TITLE: Parsimony and Obesity on the Web AUTHOR: Eugene Wallingford DATE: January 07, 2016 1:52 PM DESC: ----- BODY: Maciej Cegłowski is in fine form in his talk The Website Obesity Crisis. In it, he mentions recent projects from Facebook and Google to help people create web pages that load quickly, especially for users of mobile devices. Then he notes that their announcements do not practice what the projects preach:
These comically huge homepages for projects designed to make the web faster are the equivalent of watching a fitness video where the presenter is just standing there, eating pizza and cookies.
There is even more irony in creating special subsets of HTML "designed to be fast on mobile devices".
Why not just serve regular HTML without stuffing it full of useless crap?
William Howard Taft, a president of girth
Wikipedia photo
(photographer not credited)
Indeed. Cegłowski offers a simple way to determine whether the non-text elements of your page are useless, which he dubs the Taft Test:
Does your page design improve when you replace every image with William Howard Taft?
(Taft was an American president and chief justice widely known for his girth.) My blog is mostly text. I should probably use more images, to spice up the visual appearance and to augment what the text says, but doing so takes more time and skill than I often have at the ready. When I do use images, they tend to be small. I am almost certainly more parsimonious than I need to be for most Internet connections in the 2010s, even wifi. You will notice that I never embed video, though.
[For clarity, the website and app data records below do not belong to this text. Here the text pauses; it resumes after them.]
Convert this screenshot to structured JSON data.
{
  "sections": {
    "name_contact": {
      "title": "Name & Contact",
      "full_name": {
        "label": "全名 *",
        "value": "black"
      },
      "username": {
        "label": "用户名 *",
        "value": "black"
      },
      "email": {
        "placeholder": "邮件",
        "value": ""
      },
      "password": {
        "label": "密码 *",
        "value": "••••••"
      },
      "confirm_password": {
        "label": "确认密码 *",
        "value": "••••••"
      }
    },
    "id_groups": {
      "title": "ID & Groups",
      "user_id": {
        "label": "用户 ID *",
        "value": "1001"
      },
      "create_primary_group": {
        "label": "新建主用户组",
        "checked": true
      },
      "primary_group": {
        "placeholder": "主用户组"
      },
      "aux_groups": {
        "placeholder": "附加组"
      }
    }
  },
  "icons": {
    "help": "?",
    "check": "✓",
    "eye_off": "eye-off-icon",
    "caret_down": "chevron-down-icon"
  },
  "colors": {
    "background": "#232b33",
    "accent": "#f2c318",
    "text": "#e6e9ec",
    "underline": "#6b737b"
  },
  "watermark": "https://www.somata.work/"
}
I dug into the documentation for HTML and found a handy alternative to use in its place: the web link. It is small and loads fast. -----